Element data from apps and pages
....
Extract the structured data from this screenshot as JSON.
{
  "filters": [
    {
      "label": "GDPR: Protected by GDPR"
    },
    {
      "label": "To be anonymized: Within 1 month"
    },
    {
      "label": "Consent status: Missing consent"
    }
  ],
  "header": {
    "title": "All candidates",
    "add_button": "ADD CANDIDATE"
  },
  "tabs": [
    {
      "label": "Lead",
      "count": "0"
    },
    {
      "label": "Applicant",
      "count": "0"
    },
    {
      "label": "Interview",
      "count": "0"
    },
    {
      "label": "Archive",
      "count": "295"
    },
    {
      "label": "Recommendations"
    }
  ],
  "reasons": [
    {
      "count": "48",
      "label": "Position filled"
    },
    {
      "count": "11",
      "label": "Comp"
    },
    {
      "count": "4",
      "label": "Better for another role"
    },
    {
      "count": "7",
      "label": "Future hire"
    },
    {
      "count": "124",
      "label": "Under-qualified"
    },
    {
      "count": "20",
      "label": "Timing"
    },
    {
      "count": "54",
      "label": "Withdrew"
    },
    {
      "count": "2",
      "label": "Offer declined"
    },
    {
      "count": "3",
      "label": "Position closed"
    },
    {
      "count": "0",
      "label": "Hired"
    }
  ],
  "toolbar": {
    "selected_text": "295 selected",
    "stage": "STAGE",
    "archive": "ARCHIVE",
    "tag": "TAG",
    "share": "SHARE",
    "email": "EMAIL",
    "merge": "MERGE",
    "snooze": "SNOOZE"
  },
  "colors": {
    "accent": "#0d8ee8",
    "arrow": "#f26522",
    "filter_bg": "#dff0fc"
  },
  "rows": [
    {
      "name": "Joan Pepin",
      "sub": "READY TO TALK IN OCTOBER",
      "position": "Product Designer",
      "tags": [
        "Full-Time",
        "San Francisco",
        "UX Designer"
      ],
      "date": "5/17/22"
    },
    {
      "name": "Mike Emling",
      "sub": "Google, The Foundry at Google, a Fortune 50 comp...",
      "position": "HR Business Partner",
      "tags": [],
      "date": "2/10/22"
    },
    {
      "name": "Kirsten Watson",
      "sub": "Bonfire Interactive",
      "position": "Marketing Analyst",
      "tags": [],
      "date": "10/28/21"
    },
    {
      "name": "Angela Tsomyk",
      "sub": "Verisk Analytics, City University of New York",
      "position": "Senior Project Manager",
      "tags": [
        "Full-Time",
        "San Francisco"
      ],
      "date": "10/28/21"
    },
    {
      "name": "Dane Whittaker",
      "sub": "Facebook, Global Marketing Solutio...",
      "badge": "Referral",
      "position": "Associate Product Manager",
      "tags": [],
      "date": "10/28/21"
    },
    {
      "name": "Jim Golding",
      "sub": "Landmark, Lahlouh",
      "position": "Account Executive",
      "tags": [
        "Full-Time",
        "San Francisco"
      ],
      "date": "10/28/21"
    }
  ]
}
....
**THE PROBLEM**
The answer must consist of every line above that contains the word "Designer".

**SOLVED EXERCISE**
      "position": "Product Designer",
        "UX Designer"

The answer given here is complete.